## YOUR TASK
From the entries below, tally the lines with "Angebote" in them and reply with that figure only.

## DATA SHOWN

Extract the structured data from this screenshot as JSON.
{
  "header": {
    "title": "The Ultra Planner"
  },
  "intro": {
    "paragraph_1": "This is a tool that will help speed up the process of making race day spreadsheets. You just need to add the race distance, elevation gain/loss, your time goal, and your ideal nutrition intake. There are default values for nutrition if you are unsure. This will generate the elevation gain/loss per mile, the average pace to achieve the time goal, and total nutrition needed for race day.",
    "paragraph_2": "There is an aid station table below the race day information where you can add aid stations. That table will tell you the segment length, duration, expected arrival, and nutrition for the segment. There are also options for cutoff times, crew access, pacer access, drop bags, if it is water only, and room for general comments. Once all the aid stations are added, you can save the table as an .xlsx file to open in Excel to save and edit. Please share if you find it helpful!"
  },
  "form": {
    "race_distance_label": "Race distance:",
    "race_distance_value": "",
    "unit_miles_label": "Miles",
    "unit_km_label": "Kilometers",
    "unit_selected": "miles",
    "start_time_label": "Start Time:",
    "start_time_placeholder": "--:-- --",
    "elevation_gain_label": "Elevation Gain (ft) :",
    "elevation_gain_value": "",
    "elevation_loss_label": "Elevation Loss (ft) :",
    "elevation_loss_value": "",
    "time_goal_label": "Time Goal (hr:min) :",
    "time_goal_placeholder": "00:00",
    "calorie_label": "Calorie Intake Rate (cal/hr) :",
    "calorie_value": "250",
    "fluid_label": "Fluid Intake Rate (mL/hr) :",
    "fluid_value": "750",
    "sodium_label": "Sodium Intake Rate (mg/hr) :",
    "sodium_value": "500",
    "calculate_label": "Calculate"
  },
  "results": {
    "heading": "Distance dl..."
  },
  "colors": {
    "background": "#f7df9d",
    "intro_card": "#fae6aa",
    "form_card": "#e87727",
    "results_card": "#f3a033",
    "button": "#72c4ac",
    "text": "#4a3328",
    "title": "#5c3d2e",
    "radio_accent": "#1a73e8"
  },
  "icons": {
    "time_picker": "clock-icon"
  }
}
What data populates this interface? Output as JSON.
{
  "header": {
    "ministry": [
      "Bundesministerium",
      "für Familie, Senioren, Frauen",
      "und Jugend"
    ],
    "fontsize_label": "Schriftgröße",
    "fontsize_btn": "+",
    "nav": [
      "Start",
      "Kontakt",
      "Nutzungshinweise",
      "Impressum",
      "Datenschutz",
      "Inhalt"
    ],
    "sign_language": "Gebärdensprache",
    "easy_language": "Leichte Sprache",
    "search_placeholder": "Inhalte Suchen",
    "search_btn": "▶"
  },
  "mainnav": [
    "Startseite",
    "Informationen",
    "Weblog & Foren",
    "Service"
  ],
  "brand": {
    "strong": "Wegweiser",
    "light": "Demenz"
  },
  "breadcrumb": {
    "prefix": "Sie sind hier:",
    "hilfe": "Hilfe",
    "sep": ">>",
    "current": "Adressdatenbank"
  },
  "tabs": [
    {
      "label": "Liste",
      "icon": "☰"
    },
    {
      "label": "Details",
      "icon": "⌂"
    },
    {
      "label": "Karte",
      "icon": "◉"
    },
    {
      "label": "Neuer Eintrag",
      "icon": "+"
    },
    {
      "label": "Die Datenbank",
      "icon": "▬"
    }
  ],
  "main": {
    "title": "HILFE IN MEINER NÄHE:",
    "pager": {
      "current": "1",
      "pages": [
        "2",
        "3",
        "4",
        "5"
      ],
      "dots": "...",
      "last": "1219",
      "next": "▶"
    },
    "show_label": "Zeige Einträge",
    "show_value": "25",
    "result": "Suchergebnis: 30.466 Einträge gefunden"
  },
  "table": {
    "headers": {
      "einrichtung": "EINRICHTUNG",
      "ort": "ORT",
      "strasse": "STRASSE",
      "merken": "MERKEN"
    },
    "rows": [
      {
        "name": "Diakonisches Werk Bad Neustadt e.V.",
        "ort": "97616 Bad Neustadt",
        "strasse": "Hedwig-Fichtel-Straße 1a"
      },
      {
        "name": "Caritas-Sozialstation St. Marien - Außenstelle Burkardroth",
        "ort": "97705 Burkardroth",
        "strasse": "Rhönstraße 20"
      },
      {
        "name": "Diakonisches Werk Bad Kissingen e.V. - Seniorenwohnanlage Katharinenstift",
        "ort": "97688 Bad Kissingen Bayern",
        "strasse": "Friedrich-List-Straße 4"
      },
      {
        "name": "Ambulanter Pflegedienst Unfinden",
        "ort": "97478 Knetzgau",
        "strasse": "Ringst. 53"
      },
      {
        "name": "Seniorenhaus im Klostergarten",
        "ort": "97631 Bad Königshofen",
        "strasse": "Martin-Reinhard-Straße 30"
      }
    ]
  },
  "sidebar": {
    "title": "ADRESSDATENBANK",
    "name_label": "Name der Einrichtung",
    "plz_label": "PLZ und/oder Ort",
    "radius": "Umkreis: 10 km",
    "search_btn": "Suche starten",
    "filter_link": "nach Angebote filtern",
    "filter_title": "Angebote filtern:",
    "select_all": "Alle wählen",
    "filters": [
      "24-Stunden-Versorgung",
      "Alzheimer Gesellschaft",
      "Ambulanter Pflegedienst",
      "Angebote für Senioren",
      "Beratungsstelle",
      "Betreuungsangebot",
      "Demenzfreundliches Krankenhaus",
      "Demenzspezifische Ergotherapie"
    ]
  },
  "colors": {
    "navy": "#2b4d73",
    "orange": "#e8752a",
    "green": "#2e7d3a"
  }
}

## SOLUTION
3